Inspectors in December and again in February found the U.S.-funded plant 200 miles (322 kilometers) south of Baghdad was operating at only 20 percent capacity, the Special Inspector General for Iraq Reconstruction said in a report released today.
``Potable water is only reaching a fraction of the Iraqi people for which it was designed and intended,'' Inspector General Stuart Bowen said. Two of the intended five cities, Ad Diwayah and Suq Al Shoyokh, weren't receiving water, he wrote.
Bowen's audit found that there is no one reason that the facility is failing, instead they are myriad and complex, defying easy answers and quick fixes.
The facility was designed to operate around the clock and pump 240,000 cubic meters of potable water per day. Thing about water treatment facilities, tho, is that they require a whole hell of a lot of electricity to operate, and the national power grid is rickety and inadequate to reliably provide the power necessary to operate the plant. Another problem is a leaky and compromised water distribution system that can't withstand high water pressures. The water system is further compromised by illegal taps into the lines.
Then there is the most difficult problem to overcome - "unqualified and Ministry of Municipalities and Public Works staff unwilling to consistently attend the contractor-provided training" Bowen wrote. He also reported that "At the time of our visits, the plant was operating only one eight-hour shift a day, serving only 60 percent of the intended cities." The facility was constructed with funds from the $20.9 billion Iraq reconstruction pool set up by the U.S government in the wake of the invasion, and Bowen took an investors-eye view of the plant, writing "The preservation of U.S. investment remains a key concern because the ultimate success of the reconstruction program depends on Iraq's capability to manage and sustain U.S.-funded projects."
And then there is the finger pointing and blame shifting.

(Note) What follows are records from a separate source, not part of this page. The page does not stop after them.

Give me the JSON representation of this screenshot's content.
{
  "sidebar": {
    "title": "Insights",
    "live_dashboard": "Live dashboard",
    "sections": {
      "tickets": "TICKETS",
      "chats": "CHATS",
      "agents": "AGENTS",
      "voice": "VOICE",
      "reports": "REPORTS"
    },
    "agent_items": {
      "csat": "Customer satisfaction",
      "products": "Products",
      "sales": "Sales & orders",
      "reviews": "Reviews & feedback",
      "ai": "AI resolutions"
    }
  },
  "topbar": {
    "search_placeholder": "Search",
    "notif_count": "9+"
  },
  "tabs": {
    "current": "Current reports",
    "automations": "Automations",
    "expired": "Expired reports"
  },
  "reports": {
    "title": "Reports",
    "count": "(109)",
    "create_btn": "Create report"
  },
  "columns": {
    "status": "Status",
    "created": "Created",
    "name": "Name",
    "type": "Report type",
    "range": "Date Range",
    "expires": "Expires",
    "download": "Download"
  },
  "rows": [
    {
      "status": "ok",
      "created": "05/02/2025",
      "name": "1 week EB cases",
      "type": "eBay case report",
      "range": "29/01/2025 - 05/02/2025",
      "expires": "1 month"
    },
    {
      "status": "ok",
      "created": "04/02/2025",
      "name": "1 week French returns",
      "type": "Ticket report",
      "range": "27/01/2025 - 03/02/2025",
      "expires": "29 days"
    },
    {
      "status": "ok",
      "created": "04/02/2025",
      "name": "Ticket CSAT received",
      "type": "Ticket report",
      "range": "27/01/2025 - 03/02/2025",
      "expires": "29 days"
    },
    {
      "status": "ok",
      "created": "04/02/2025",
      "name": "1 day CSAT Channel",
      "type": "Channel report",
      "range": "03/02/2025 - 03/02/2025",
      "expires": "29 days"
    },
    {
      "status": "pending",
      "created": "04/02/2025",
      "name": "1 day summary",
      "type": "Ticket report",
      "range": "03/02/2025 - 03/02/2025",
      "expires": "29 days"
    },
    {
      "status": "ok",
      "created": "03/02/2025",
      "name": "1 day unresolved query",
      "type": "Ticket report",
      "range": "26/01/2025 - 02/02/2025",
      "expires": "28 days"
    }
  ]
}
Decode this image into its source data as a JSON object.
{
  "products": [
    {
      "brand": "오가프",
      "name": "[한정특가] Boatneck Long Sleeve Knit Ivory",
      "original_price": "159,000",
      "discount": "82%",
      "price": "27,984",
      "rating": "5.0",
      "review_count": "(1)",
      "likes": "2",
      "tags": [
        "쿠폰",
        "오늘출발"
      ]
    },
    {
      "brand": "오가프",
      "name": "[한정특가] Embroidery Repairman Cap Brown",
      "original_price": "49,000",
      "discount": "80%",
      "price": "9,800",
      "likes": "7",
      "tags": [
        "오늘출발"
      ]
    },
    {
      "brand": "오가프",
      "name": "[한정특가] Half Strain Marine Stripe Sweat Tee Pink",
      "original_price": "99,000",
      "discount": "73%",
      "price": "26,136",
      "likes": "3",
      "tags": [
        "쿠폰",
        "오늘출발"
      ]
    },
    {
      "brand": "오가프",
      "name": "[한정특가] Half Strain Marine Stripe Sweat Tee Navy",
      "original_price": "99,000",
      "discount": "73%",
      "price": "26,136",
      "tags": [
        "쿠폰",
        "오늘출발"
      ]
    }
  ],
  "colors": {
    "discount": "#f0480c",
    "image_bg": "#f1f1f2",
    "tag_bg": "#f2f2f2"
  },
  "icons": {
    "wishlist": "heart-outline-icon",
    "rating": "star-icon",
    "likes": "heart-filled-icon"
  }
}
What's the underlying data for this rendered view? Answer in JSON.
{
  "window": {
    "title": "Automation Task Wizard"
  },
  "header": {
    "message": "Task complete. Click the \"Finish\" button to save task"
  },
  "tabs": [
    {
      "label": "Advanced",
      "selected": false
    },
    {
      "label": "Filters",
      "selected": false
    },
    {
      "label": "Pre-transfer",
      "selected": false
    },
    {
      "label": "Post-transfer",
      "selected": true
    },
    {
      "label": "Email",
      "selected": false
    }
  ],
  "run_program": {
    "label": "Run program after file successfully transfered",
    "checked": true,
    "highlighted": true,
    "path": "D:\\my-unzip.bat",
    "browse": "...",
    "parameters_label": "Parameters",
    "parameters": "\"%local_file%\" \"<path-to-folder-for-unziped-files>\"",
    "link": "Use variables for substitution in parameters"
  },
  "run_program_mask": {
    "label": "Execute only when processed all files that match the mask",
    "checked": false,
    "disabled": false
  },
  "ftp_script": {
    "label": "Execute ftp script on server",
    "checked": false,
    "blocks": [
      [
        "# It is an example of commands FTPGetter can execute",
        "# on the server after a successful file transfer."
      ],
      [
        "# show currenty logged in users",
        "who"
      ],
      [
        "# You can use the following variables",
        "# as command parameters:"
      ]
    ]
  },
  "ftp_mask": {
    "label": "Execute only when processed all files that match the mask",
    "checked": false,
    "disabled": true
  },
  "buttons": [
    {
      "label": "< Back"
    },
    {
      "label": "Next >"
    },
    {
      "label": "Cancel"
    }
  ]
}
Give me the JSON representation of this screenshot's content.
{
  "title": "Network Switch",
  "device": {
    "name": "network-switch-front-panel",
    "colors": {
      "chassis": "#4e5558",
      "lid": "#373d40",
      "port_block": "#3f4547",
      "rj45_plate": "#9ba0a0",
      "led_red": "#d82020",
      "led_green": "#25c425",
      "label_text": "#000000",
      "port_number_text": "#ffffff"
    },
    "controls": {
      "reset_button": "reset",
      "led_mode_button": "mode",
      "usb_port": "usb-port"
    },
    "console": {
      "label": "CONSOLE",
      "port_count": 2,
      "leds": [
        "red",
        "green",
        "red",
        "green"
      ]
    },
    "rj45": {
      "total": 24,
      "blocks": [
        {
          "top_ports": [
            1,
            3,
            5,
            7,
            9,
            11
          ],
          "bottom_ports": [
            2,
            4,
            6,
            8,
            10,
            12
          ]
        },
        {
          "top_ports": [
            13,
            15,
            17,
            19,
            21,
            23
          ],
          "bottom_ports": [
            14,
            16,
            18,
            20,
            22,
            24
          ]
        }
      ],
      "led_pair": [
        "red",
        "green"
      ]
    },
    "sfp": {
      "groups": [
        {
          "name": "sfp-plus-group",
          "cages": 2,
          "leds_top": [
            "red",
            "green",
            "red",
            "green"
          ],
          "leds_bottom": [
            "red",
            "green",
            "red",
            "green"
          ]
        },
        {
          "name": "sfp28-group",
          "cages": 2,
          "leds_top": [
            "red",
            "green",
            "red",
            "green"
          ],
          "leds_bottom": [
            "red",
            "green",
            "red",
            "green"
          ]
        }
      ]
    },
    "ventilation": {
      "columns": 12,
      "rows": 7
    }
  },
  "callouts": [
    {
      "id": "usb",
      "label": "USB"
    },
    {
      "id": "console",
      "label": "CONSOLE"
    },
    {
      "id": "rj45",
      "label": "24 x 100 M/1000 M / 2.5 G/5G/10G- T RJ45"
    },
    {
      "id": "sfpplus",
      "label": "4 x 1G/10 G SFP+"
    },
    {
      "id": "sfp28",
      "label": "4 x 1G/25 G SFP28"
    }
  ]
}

But at the end of the day, it boils down to the fact that the Iraqi government is going to have to take over the running of their own country and the maintenance of their own facilities.
Yes, I am fully cognizant that the country was functioning before the U.S. invaded - but we can't unring that bell. If we could, Galileo knows, I would be the first in line to have a go at it. But I am not one to waste time on what-ifs, speculations and ephemera.
We need timetables and benchmarks and they need to have teeth. It is painfully obvious that the Iraqi hand will have to be forced and until it is, nothing is going to change.
And by the way - why the hell do the same people who decry dependence at home and demand an overhaul to social programs lest someone get a "free ride" in the form of food stamps or a small stipend for raising ones grandchildren insist upon fostering a much more heinous form of dependency by the government in Iraq? A single mom who is struggling to keep her nose above water, having long since given up on the notion of ever getting her head above water is fair game for dates certain - but the sovereign government of Iraq gets a pass?